Most of those children were returned within 24 hours, Ronquillo said, but she acknowledged that Rice's persistent runaways underscore a broader problem.
By the time a juvenile ward gets to a residential center, he or she has usually bounced through as many as 10 foster homes and often suffered further mistreatment and abuse. Ronquillo said juvenile wards should be diagnosed much earlier and placed in residential centers for shorter stints of about six months while authorities work to identify and support a suitable foster home, ideally with a relative.
"The system around the kids is dysfunctional," agreed Mary Shahbazian, who runs the Allendale Association center in Lake Villa.
Even at Allendale's picturesque campus of cottages spread across 120 acres by a lake, the starting-level $12-per-hour "direct care" jobs are dangerous and exhausting. Staff burnout and churn can demoralize residents whose only stable relationship may be with a favorite employee, Tribune interviews show.

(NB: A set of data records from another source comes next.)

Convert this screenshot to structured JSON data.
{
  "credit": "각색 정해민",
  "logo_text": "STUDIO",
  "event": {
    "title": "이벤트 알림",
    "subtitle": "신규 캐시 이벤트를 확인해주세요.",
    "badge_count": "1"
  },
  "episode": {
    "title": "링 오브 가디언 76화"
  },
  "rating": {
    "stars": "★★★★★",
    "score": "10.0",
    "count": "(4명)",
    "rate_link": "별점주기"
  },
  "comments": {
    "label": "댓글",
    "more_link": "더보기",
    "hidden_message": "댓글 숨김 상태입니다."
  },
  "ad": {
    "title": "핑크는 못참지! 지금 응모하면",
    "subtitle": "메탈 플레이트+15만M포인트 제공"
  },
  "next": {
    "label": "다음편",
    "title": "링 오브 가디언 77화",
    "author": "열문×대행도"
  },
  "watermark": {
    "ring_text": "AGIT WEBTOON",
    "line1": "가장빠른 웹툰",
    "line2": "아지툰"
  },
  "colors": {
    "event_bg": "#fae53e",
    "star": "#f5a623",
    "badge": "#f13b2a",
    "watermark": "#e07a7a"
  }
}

While Allendale should have 120 frontline workers, "at any given time, we have about 20 open positions," Shahbazian said. About a third of these employees quit within 12 months, and nearly half said in exit interviews that the pay was too low and the work too demanding.
In its desperation to find workers, Allendale took on several who turned out to be "bad actors," Shahbazian acknowledged.
A facility mental health specialist was charged last year with aggravated battery after he allegedly slammed an 11-year-old boy's face onto a school desk — breaking off two of his front teeth — because the youth didn't answer a math question. After the fired worker agreed to pay the boy's medical bills, Lake County prosecutors dropped the charges with the family's consent.
Also last year, Allendale fired three staff members because they made inappropriate contact with residents in off hours, Shahbazian said. The year before, records show, the facility notified police that several female residents were planning to go AWOL with the help of a 30-year-old former employee who was allegedly luring them into prostitution.
In that July 2012 incident, four teens left the campus — two were 15, the other two 17. A day later, Chicago police found one of the older girls; she had been sexually assaulted in the city. The other three were "most likely prostituting" themselves in Chicago, a DCFS caseworker told Lake Villa police a month later.
One of the 15-year-olds was picked up by police in Tennessee two months after she vanished, according to a police report. The whereabouts of the other two remain unclear.
Keaira Sanders, a former Allendale resident who arrived with a history of being sexually abused, was targeted in 2012 by a male employee who took her to the laundry room and molested her, according to DCFS and police reports and Sanders' account.
"When no one was looking, he kissed me, grabbed me and said, 'You're mine,'" said Sanders, now 19. "When I was there, I felt helpless."
There were no police charges, but the employee left the facility amid this case and a separate allegation of molestation.
Even one of Allendale's most trusted workers turned out to be a predator. In July, veteran facility program director Kelvin Perry, 51, was imprisoned for sexually assaulting a 16-year-old girl who had been under his supervision.
"One day he told me to get the towels from the kitchen and take them to the laundry room, and that's where he made his move. He got me against the wall," said victim Treona Thomas, who had been brought into DCFS custody because she endured childhood sexual abuse and was placed at Allendale in 2012.
As program director, Perry stood out as someone she could talk to about her painful past, Thomas told the Tribune. "He was somebody I trusted in and confided in."
She did not make a complaint and even came to consider him a boyfriend. The sexual encounters continued at the facility and then after she was discharged, according to court records and her account.
"I felt like I should tell somebody, but at the same time I felt like they all knew him for 15 years. I was just some girl," Thomas said. "Now I realize he took advantage of me."